Symantec's holiday spam listing is seeing an increase in threats which capitalise on the concept of a trusted source or Web site.
"People this season need to ask themselves: is it really you?" said Robert Pregnell, senior manager for Symantec's technical product management.
"Using an infected instant messaging program to send enticing messages to everyone in the address book is a way the 'attackers' message will appear to be from a 'trusted' source," he warned.
If an email or instant messaging program has been compromised, the threat will most often materialize in a way that it appears to have come from a known contact.
Attackers are also compromising the home pages of popular Web sites, allowing them to inject malicious code onto any system that visits the Web site which isn't adequately protected.
So-called free 'license' agreements required to watch, for example, a video on a social networking site, is another method of duping users into exposing their systems.
The license is not a license at all, more likely it is a piece of malicious code.
According to Symantec, Australia ranks 6th in the list of the top 10 countries originating spam across Asia-Pacific and Japan, and the number of malicious code samples (viruses, bots, trojans, worms) has almost doubled in the last six months.
"This particularly, even outside of the festive season, is an enormous increase over previous trends, and represents the most substantial growth ever seen before in any six month period," Pregnell said.
Attackers will take advantage of any means at their disposal over the Christmas season of increased online activity.
"Shoppers read email, they browse for products, they buy and pay for products, they converse with friends to say 'Merry Xmas' using IM, they send virtual Christmas cards, share Christmas photos etc," Pregnell said.
He warned that attackers are lurking in all of the corridors which consumers are using to conduct these activities, and will use Christmas related themes to dupe victims into exposing themselves to malicious activity.
"Spam and IM threats particularly are expected to rise over the Christmas period, taking advantage of the growing numbers of virtual interactions in the community."
Pregnell said that the kind of 'social engineering' tactics that mislead victims into thinking they are doing something valid or interacting with a trusted site are increasing at an alarming rate.
"This is particularly notable given the attackers no longer set out to 'damage' a computer system, but are instead seeking direct financial gain, or to obtain some information about the victim which can be sold to someone else.
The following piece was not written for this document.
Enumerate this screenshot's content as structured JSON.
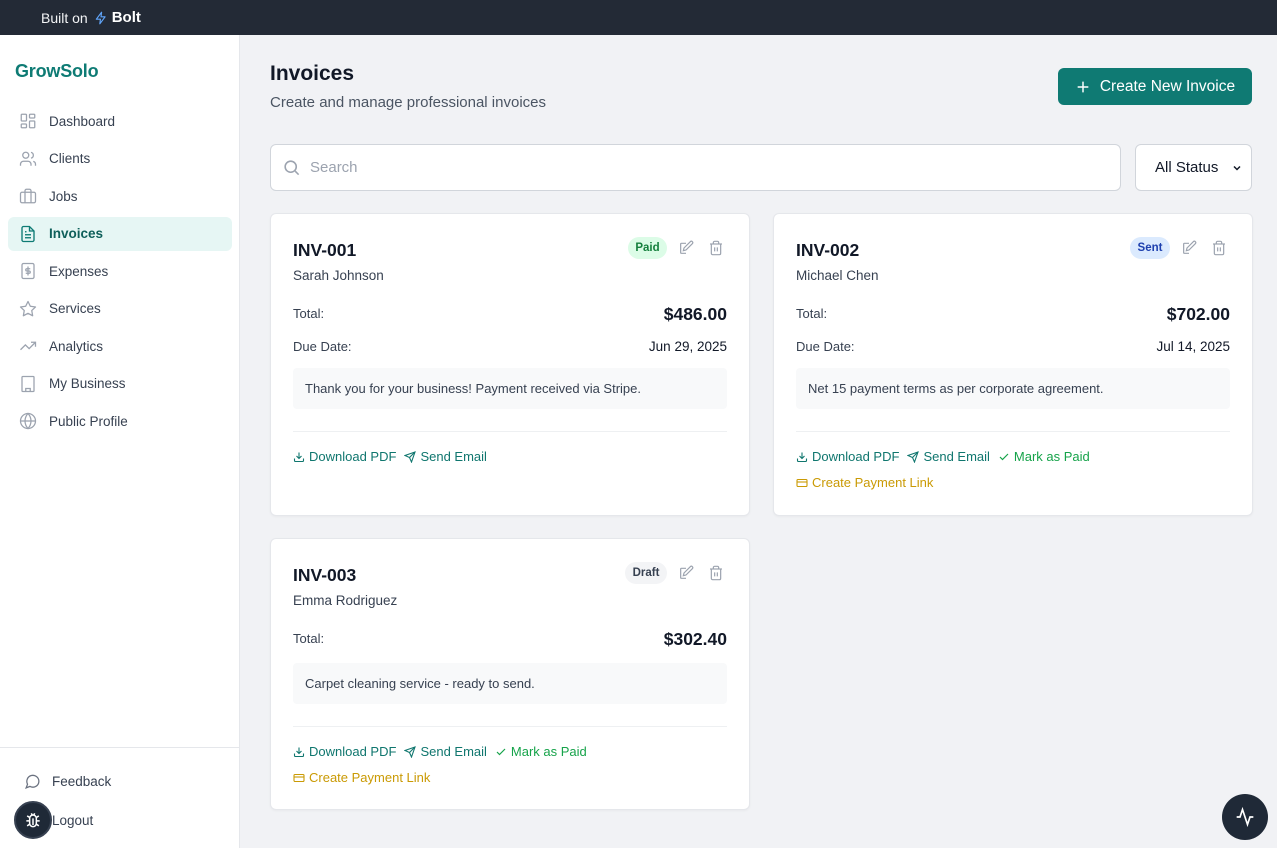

"Therefore, the defences people need to have in place need to provide protection around an online interaction, not just protection of the computer system itself," he warned.
Pregnell said this was best achieved through a combination of user education and observing safe computer practices, as well as traditional anti-virus and protection technologies.